God, Reason and Religion, the title of Steven M. Cahn’s book, fit uneasily together. Or so it would seem. Cahn, a philosophy professor, collected together in this little book a set of sixteen short, provocative essays keyed to major topics of the philosophy of religion. I’m always skeptical when I see Reason and Religion together on a book cover. It seems like an unholy plotting is going on. Perhaps it’s because those of us who study religion are often classed together with those who use slipshod techniques to “study” a subject they’ve already made up their minds about. Any scientist who’s seriously tried to learn Akkadian might have to reevaluate that premise. Happily, Cahn is not trying to promote such an idea. He states in the introduction, “My conclusions may be surprising, for although I am not a traditional theist, I find much to admire in a religious life, so long as its beliefs and practices do not violate the methods and results of scientific inquiry.” For books with Reason and Religion on the cover, that can be quite a concession.
One of the biggest faults of religions is their lack of introspection. That is a gross generalization, I know, but there is truth in it. Most religions have been severely challenged by the empirical method. Reason, it turns out, can explain most of what required one—or a multitude of—god(s) to accomplish. At the same time, religion makes people feel secure and happy. My experience of science has often been enlightening, but decidedly prickly. I’m sure I’m not the only one. Nevertheless, Cahn takes the reader through a maze of ways to think about religions from different angles. What is the tie between religion and ethics? How do we tell a good deity from a bad one? What is faith and is it a safe bet? Do miracles happen? These kinds of questions, when viewed rationally, don’t always have the dreadful results so often feared. So maybe the laws of physics aren’t violated, but that doesn’t mean you have to stop praying. Did I mention that Cahn makes concessions?

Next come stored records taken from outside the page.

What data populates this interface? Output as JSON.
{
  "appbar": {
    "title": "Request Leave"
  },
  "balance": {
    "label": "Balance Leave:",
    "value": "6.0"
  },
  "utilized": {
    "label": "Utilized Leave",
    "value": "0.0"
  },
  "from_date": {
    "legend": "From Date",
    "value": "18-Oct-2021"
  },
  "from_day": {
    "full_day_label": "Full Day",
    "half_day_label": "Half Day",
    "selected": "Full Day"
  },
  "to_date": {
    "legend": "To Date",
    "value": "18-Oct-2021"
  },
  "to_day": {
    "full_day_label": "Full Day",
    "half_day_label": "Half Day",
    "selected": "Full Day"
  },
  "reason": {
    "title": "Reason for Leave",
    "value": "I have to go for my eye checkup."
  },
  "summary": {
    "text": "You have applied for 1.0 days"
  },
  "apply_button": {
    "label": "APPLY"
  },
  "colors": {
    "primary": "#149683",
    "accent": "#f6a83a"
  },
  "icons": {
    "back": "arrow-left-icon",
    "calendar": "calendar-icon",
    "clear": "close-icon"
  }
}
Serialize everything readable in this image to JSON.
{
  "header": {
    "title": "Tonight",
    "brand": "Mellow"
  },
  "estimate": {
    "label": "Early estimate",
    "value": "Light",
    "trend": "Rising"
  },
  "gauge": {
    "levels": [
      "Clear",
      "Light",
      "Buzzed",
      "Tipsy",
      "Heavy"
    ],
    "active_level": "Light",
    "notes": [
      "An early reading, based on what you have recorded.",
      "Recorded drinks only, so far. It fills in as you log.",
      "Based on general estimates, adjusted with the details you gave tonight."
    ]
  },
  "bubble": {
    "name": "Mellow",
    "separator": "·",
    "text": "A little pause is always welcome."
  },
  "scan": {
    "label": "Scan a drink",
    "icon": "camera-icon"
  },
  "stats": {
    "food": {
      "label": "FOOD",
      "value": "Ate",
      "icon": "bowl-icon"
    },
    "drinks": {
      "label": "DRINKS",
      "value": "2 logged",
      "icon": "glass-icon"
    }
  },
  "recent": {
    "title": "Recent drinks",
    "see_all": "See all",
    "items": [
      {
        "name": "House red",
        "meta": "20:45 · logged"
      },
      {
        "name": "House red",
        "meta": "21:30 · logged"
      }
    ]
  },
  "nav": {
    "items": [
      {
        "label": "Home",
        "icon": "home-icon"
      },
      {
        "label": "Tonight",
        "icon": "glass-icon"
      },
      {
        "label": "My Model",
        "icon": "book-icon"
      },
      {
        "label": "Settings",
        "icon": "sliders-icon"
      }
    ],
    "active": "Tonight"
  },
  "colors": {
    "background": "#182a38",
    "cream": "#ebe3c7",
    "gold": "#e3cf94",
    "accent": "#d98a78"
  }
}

We are the cultural children of our logical, Greek forebears. They taught us to trust our reason and we’ve developed that to a high skill. Yet reason has its limits. Consider the Republican Party, for instance. Or Snooki. In life not everything adds up. Facing their final moments, few have the fortitude to keep their thoughts purely on the rational. What lies beyond we just don’t know. Science has no way of answering. So Reason and Religion should get along. There may be more than one way of knowing, and some things in our world may bridge that deep gulf between Reason and Religion. That bridge may sometimes be difficult to find. If you decide to seek it out, however, I would recommend taking Cahn along for some good reading. Even the most serious search must offer some concessions.